### Work to complete
When you reach the records below, repeat each one exactly as written.

### Data extract
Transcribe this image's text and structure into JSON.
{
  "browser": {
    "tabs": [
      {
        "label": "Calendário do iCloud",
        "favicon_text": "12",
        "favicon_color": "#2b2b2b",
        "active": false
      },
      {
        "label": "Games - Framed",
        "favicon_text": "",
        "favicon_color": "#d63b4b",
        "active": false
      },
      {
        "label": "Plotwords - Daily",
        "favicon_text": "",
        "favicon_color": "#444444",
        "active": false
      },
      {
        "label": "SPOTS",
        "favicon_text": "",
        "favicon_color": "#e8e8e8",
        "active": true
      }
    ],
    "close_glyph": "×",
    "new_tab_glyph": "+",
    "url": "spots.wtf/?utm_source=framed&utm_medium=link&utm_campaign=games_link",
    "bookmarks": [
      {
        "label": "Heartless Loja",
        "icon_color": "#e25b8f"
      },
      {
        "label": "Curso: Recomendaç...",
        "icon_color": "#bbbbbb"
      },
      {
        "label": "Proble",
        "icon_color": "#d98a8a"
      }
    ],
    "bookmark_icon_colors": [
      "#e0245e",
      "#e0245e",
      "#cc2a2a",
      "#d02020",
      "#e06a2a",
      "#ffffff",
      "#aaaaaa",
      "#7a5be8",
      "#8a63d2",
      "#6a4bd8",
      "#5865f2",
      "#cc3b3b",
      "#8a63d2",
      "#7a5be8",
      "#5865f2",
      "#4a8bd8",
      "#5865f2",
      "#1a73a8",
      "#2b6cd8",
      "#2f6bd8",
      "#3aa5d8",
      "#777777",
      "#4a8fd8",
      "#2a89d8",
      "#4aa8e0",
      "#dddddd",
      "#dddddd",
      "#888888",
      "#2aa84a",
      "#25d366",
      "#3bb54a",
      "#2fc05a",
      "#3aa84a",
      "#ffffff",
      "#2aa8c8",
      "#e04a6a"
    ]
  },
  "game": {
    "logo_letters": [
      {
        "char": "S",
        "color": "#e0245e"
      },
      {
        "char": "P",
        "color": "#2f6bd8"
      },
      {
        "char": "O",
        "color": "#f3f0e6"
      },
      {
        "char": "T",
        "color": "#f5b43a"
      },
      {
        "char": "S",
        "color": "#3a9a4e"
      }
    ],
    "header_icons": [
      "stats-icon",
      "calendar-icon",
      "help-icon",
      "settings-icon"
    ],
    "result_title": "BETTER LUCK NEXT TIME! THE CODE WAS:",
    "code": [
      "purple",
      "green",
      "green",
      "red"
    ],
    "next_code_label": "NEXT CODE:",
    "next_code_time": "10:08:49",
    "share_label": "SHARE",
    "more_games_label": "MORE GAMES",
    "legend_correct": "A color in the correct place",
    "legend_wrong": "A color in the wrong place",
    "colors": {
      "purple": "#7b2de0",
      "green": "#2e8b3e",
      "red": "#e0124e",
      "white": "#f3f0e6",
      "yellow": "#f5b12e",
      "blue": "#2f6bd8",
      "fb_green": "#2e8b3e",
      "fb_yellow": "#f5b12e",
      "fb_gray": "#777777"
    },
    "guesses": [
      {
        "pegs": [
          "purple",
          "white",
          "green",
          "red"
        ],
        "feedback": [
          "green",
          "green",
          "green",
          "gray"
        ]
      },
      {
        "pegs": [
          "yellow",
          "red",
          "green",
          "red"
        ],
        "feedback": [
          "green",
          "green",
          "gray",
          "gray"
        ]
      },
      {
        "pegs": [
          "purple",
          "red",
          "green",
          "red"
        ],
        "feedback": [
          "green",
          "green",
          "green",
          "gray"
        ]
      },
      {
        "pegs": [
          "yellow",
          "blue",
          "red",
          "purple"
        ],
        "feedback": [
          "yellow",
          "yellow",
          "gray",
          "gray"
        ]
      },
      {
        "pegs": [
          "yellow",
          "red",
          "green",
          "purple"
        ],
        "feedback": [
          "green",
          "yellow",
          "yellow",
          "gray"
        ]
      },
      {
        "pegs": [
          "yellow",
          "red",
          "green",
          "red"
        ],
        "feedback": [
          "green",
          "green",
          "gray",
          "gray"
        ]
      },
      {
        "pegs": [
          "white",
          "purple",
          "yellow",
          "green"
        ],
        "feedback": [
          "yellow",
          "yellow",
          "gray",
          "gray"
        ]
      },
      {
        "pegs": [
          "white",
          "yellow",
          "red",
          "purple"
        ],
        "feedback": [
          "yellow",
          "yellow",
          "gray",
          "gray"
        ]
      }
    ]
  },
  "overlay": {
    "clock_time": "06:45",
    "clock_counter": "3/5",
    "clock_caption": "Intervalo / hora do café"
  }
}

### Response for this exercise
Transcribe this image's text and structure into JSON.
{
  "browser": {
    "tabs": [
      {
        "label": "Calendário do iCloud",
        "favicon_text": "12",
        "favicon_color": "#2b2b2b",
        "active": false
      },
      {
        "label": "Games - Framed",
        "favicon_text": "",
        "favicon_color": "#d63b4b",
        "active": false
      },
      {
        "label": "Plotwords - Daily",
        "favicon_text": "",
        "favicon_color": "#444444",
        "active": false
      },
      {
        "label": "SPOTS",
        "favicon_text": "",
        "favicon_color": "#e8e8e8",
        "active": true
      }
    ],
    "close_glyph": "×",
    "new_tab_glyph": "+",
    "url": "spots.wtf/?utm_source=framed&utm_medium=link&utm_campaign=games_link",
    "bookmarks": [
      {
        "label": "Heartless Loja",
        "icon_color": "#e25b8f"
      },
      {
        "label": "Curso: Recomendaç...",
        "icon_color": "#bbbbbb"
      },
      {
        "label": "Proble",
        "icon_color": "#d98a8a"
      }
    ],
    "bookmark_icon_colors": [
      "#e0245e",
      "#e0245e",
      "#cc2a2a",
      "#d02020",
      "#e06a2a",
      "#ffffff",
      "#aaaaaa",
      "#7a5be8",
      "#8a63d2",
      "#6a4bd8",
      "#5865f2",
      "#cc3b3b",
      "#8a63d2",
      "#7a5be8",
      "#5865f2",
      "#4a8bd8",
      "#5865f2",
      "#1a73a8",
      "#2b6cd8",
      "#2f6bd8",
      "#3aa5d8",
      "#777777",
      "#4a8fd8",
      "#2a89d8",
      "#4aa8e0",
      "#dddddd",
      "#dddddd",
      "#888888",
      "#2aa84a",
      "#25d366",
      "#3bb54a",
      "#2fc05a",
      "#3aa84a",
      "#ffffff",
      "#2aa8c8",
      "#e04a6a"
    ]
  },
  "game": {
    "logo_letters": [
      {
        "char": "S",
        "color": "#e0245e"
      },
      {
        "char": "P",
        "color": "#2f6bd8"
      },
      {
        "char": "O",
        "color": "#f3f0e6"
      },
      {
        "char": "T",
        "color": "#f5b43a"
      },
      {
        "char": "S",
        "color": "#3a9a4e"
      }
    ],
    "header_icons": [
      "stats-icon",
      "calendar-icon",
      "help-icon",
      "settings-icon"
    ],
    "result_title": "BETTER LUCK NEXT TIME! THE CODE WAS:",
    "code": [
      "purple",
      "green",
      "green",
      "red"
    ],
    "next_code_label": "NEXT CODE:",
    "next_code_time": "10:08:49",
    "share_label": "SHARE",
    "more_games_label": "MORE GAMES",
    "legend_correct": "A color in the correct place",
    "legend_wrong": "A color in the wrong place",
    "colors": {
      "purple": "#7b2de0",
      "green": "#2e8b3e",
      "red": "#e0124e",
      "white": "#f3f0e6",
      "yellow": "#f5b12e",
      "blue": "#2f6bd8",
      "fb_green": "#2e8b3e",
      "fb_yellow": "#f5b12e",
      "fb_gray": "#777777"
    },
    "guesses": [
      {
        "pegs": [
          "purple",
          "white",
          "green",
          "red"
        ],
        "feedback": [
          "green",
          "green",
          "green",
          "gray"
        ]
      },
      {
        "pegs": [
          "yellow",
          "red",
          "green",
          "red"
        ],
        "feedback": [
          "green",
          "green",
          "gray",
          "gray"
        ]
      },
      {
        "pegs": [
          "purple",
          "red",
          "green",
          "red"
        ],
        "feedback": [
          "green",
          "green",
          "green",
          "gray"
        ]
      },
      {
        "pegs": [
          "yellow",
          "blue",
          "red",
          "purple"
        ],
        "feedback": [
          "yellow",
          "yellow",
          "gray",
          "gray"
        ]
      },
      {
        "pegs": [
          "yellow",
          "red",
          "green",
          "purple"
        ],
        "feedback": [
          "green",
          "yellow",
          "yellow",
          "gray"
        ]
      },
      {
        "pegs": [
          "yellow",
          "red",
          "green",
          "red"
        ],
        "feedback": [
          "green",
          "green",
          "gray",
          "gray"
        ]
      },
      {
        "pegs": [
          "white",
          "purple",
          "yellow",
          "green"
        ],
        "feedback": [
          "yellow",
          "yellow",
          "gray",
          "gray"
        ]
      },
      {
        "pegs": [
          "white",
          "yellow",
          "red",
          "purple"
        ],
        "feedback": [
          "yellow",
          "yellow",
          "gray",
          "gray"
        ]
      }
    ]
  },
  "overlay": {
    "clock_time": "06:45",
    "clock_counter": "3/5",
    "clock_caption": "Intervalo / hora do café"
  }
}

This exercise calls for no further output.